EXERCISE GOAL: The reply is a verbatim copy of the listing below with its images dropped.
== TASK INPUTS ==
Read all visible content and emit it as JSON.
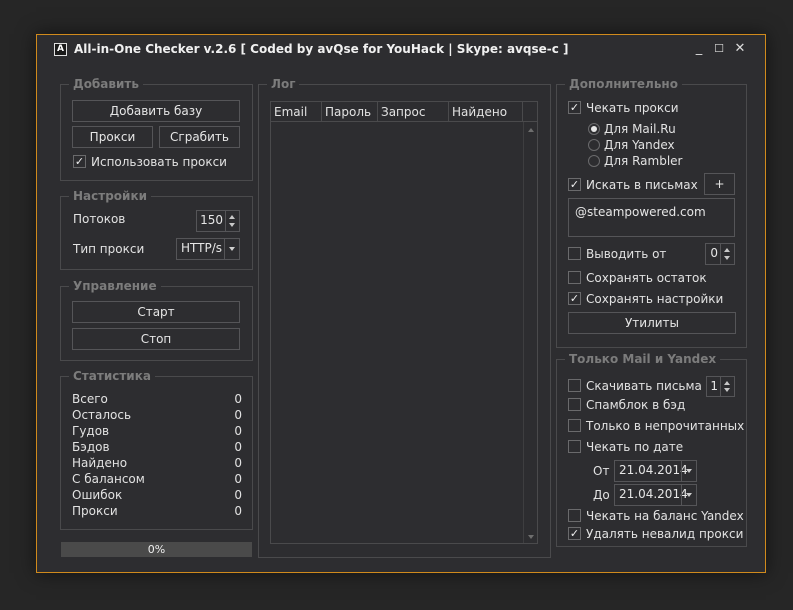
{
  "window": {
    "title": "All-in-One Checker v.2.6  [ Coded by avQse for YouHack | Skype: avqse-c ]",
    "app_icon": "A",
    "controls": {
      "minimize": "_",
      "maximize": "☐",
      "close": "✕"
    }
  },
  "add_group": {
    "title": "Добавить",
    "add_base_label": "Добавить базу",
    "proxy_label": "Прокси",
    "grab_label": "Сграбить",
    "use_proxy_label": "Использовать прокси",
    "use_proxy_checked": true
  },
  "settings_group": {
    "title": "Настройки",
    "threads_label": "Потоков",
    "threads_value": "150",
    "proxy_type_label": "Тип прокси",
    "proxy_type_value": "HTTP/s"
  },
  "control_group": {
    "title": "Управление",
    "start_label": "Старт",
    "stop_label": "Стоп"
  },
  "stats_group": {
    "title": "Статистика",
    "rows": [
      {
        "label": "Всего",
        "value": "0"
      },
      {
        "label": "Осталось",
        "value": "0"
      },
      {
        "label": "Гудов",
        "value": "0"
      },
      {
        "label": "Бэдов",
        "value": "0"
      },
      {
        "label": "Найдено",
        "value": "0"
      },
      {
        "label": "С балансом",
        "value": "0"
      },
      {
        "label": "Ошибок",
        "value": "0"
      },
      {
        "label": "Прокси",
        "value": "0"
      }
    ]
  },
  "progress": {
    "text": "0%",
    "fraction": 0
  },
  "log_group": {
    "title": "Лог",
    "columns": [
      "Email",
      "Пароль",
      "Запрос",
      "Найдено"
    ]
  },
  "extra_group": {
    "title": "Дополнительно",
    "check_proxy_label": "Чекать прокси",
    "check_proxy_checked": true,
    "radios": [
      {
        "label": "Для Mail.Ru",
        "selected": true
      },
      {
        "label": "Для Yandex",
        "selected": false
      },
      {
        "label": "Для Rambler",
        "selected": false
      }
    ],
    "search_letters_label": "Искать в письмах",
    "search_letters_checked": true,
    "plus_label": "+",
    "search_text": "@steampowered.com",
    "output_from_label": "Выводить от",
    "output_from_checked": false,
    "output_from_value": "0",
    "save_rest_label": "Сохранять остаток",
    "save_rest_checked": false,
    "save_settings_label": "Сохранять настройки",
    "save_settings_checked": true,
    "utilities_label": "Утилиты"
  },
  "mail_yandex_group": {
    "title": "Только Mail и Yandex",
    "download_letters_label": "Скачивать письма",
    "download_letters_checked": false,
    "download_letters_value": "1",
    "spamblock_label": "Спамблок в бэд",
    "spamblock_checked": false,
    "unread_only_label": "Только в непрочитанных",
    "unread_only_checked": false,
    "check_by_date_label": "Чекать по дате",
    "check_by_date_checked": false,
    "from_label": "От",
    "from_value": "21.04.2014",
    "to_label": "До",
    "to_value": "21.04.2014",
    "yandex_balance_label": "Чекать на баланс Yandex",
    "yandex_balance_checked": false,
    "delete_invalid_proxy_label": "Удалять невалид прокси",
    "delete_invalid_proxy_checked": true
  }
}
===
FINAL ANSWER:
Read all visible content and emit it as JSON.
{
  "window": {
    "title": "All-in-One Checker v.2.6  [ Coded by avQse for YouHack | Skype: avqse-c ]",
    "app_icon": "A",
    "controls": {
      "minimize": "_",
      "maximize": "☐",
      "close": "✕"
    }
  },
  "add_group": {
    "title": "Добавить",
    "add_base_label": "Добавить базу",
    "proxy_label": "Прокси",
    "grab_label": "Сграбить",
    "use_proxy_label": "Использовать прокси",
    "use_proxy_checked": true
  },
  "settings_group": {
    "title": "Настройки",
    "threads_label": "Потоков",
    "threads_value": "150",
    "proxy_type_label": "Тип прокси",
    "proxy_type_value": "HTTP/s"
  },
  "control_group": {
    "title": "Управление",
    "start_label": "Старт",
    "stop_label": "Стоп"
  },
  "stats_group": {
    "title": "Статистика",
    "rows": [
      {
        "label": "Всего",
        "value": "0"
      },
      {
        "label": "Осталось",
        "value": "0"
      },
      {
        "label": "Гудов",
        "value": "0"
      },
      {
        "label": "Бэдов",
        "value": "0"
      },
      {
        "label": "Найдено",
        "value": "0"
      },
      {
        "label": "С балансом",
        "value": "0"
      },
      {
        "label": "Ошибок",
        "value": "0"
      },
      {
        "label": "Прокси",
        "value": "0"
      }
    ]
  },
  "progress": {
    "text": "0%",
    "fraction": 0
  },
  "log_group": {
    "title": "Лог",
    "columns": [
      "Email",
      "Пароль",
      "Запрос",
      "Найдено"
    ]
  },
  "extra_group": {
    "title": "Дополнительно",
    "check_proxy_label": "Чекать прокси",
    "check_proxy_checked": true,
    "radios": [
      {
        "label": "Для Mail.Ru",
        "selected": true
      },
      {
        "label": "Для Yandex",
        "selected": false
      },
      {
        "label": "Для Rambler",
        "selected": false
      }
    ],
    "search_letters_label": "Искать в письмах",
    "search_letters_checked": true,
    "plus_label": "+",
    "search_text": "@steampowered.com",
    "output_from_label": "Выводить от",
    "output_from_checked": false,
    "output_from_value": "0",
    "save_rest_label": "Сохранять остаток",
    "save_rest_checked": false,
    "save_settings_label": "Сохранять настройки",
    "save_settings_checked": true,
    "utilities_label": "Утилиты"
  },
  "mail_yandex_group": {
    "title": "Только Mail и Yandex",
    "download_letters_label": "Скачивать письма",
    "download_letters_checked": false,
    "download_letters_value": "1",
    "spamblock_label": "Спамблок в бэд",
    "spamblock_checked": false,
    "unread_only_label": "Только в непрочитанных",
    "unread_only_checked": false,
    "check_by_date_label": "Чекать по дате",
    "check_by_date_checked": false,
    "from_label": "От",
    "from_value": "21.04.2014",
    "to_label": "До",
    "to_value": "21.04.2014",
    "yandex_balance_label": "Чекать на баланс Yandex",
    "yandex_balance_checked": false,
    "delete_invalid_proxy_label": "Удалять невалид прокси",
    "delete_invalid_proxy_checked": true
  }
}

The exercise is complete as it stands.